_Problem details:_ Every entry must be printed again exactly, with nothing left out.
=== Section Start ===
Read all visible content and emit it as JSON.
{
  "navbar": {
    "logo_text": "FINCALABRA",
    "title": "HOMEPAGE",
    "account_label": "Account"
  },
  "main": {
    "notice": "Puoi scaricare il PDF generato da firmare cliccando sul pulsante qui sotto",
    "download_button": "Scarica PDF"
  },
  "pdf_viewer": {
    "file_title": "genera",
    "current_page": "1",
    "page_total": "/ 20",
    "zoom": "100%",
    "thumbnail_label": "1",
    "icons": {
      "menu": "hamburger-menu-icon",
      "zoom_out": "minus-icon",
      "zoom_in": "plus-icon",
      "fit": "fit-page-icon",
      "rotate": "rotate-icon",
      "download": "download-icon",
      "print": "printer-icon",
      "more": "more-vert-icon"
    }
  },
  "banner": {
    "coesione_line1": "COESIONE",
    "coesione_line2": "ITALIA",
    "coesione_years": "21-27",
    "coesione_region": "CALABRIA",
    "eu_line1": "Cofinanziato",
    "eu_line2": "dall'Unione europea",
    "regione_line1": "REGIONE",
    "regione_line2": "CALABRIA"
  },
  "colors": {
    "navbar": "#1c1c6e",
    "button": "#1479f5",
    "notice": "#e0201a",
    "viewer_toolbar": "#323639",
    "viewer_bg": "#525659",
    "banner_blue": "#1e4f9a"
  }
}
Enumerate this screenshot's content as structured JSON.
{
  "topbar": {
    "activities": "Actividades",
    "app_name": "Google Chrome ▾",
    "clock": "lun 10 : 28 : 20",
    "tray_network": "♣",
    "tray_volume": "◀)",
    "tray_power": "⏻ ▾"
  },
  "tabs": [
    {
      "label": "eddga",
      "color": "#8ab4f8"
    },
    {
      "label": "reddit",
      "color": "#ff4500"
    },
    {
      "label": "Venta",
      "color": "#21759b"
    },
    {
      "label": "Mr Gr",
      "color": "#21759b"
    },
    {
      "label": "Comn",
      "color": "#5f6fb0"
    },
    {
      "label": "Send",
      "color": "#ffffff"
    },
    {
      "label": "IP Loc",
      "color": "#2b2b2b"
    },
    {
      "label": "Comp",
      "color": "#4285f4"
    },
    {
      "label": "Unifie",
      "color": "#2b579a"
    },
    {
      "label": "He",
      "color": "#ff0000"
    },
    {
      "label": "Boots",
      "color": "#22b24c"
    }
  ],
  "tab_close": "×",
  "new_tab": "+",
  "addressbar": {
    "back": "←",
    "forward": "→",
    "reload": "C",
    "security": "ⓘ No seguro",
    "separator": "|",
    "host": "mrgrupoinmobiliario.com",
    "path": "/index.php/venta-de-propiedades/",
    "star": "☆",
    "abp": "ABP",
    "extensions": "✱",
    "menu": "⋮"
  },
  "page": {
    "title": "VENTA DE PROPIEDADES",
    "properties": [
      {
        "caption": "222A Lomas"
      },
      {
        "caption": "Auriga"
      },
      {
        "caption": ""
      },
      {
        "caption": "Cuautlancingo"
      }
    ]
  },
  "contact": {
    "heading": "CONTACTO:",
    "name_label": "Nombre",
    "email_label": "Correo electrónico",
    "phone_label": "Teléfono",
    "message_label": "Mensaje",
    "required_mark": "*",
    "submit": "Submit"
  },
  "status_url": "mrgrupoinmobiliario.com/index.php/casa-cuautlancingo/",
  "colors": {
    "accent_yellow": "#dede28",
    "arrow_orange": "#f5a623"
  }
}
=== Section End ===
_Exercise response:_
Read all visible content and emit it as JSON.
{
  "navbar": {
    "logo_text": "FINCALABRA",
    "title": "HOMEPAGE",
    "account_label": "Account"
  },
  "main": {
    "notice": "Puoi scaricare il PDF generato da firmare cliccando sul pulsante qui sotto",
    "download_button": "Scarica PDF"
  },
  "pdf_viewer": {
    "file_title": "genera",
    "current_page": "1",
    "page_total": "/ 20",
    "zoom": "100%",
    "thumbnail_label": "1",
    "icons": {
      "menu": "hamburger-menu-icon",
      "zoom_out": "minus-icon",
      "zoom_in": "plus-icon",
      "fit": "fit-page-icon",
      "rotate": "rotate-icon",
      "download": "download-icon",
      "print": "printer-icon",
      "more": "more-vert-icon"
    }
  },
  "banner": {
    "coesione_line1": "COESIONE",
    "coesione_line2": "ITALIA",
    "coesione_years": "21-27",
    "coesione_region": "CALABRIA",
    "eu_line1": "Cofinanziato",
    "eu_line2": "dall'Unione europea",
    "regione_line1": "REGIONE",
    "regione_line2": "CALABRIA"
  },
  "colors": {
    "navbar": "#1c1c6e",
    "button": "#1479f5",
    "notice": "#e0201a",
    "viewer_toolbar": "#323639",
    "viewer_bg": "#525659",
    "banner_blue": "#1e4f9a"
  }
}
Enumerate this screenshot's content as structured JSON.
{
  "topbar": {
    "activities": "Actividades",
    "app_name": "Google Chrome ▾",
    "clock": "lun 10 : 28 : 20",
    "tray_network": "♣",
    "tray_volume": "◀)",
    "tray_power": "⏻ ▾"
  },
  "tabs": [
    {
      "label": "eddga",
      "color": "#8ab4f8"
    },
    {
      "label": "reddit",
      "color": "#ff4500"
    },
    {
      "label": "Venta",
      "color": "#21759b"
    },
    {
      "label": "Mr Gr",
      "color": "#21759b"
    },
    {
      "label": "Comn",
      "color": "#5f6fb0"
    },
    {
      "label": "Send",
      "color": "#ffffff"
    },
    {
      "label": "IP Loc",
      "color": "#2b2b2b"
    },
    {
      "label": "Comp",
      "color": "#4285f4"
    },
    {
      "label": "Unifie",
      "color": "#2b579a"
    },
    {
      "label": "He",
      "color": "#ff0000"
    },
    {
      "label": "Boots",
      "color": "#22b24c"
    }
  ],
  "tab_close": "×",
  "new_tab": "+",
  "addressbar": {
    "back": "←",
    "forward": "→",
    "reload": "C",
    "security": "ⓘ No seguro",
    "separator": "|",
    "host": "mrgrupoinmobiliario.com",
    "path": "/index.php/venta-de-propiedades/",
    "star": "☆",
    "abp": "ABP",
    "extensions": "✱",
    "menu": "⋮"
  },
  "page": {
    "title": "VENTA DE PROPIEDADES",
    "properties": [
      {
        "caption": "222A Lomas"
      },
      {
        "caption": "Auriga"
      },
      {
        "caption": ""
      },
      {
        "caption": "Cuautlancingo"
      }
    ]
  },
  "contact": {
    "heading": "CONTACTO:",
    "name_label": "Nombre",
    "email_label": "Correo electrónico",
    "phone_label": "Teléfono",
    "message_label": "Mensaje",
    "required_mark": "*",
    "submit": "Submit"
  },
  "status_url": "mrgrupoinmobiliario.com/index.php/casa-cuautlancingo/",
  "colors": {
    "accent_yellow": "#dede28",
    "arrow_orange": "#f5a623"
  }
}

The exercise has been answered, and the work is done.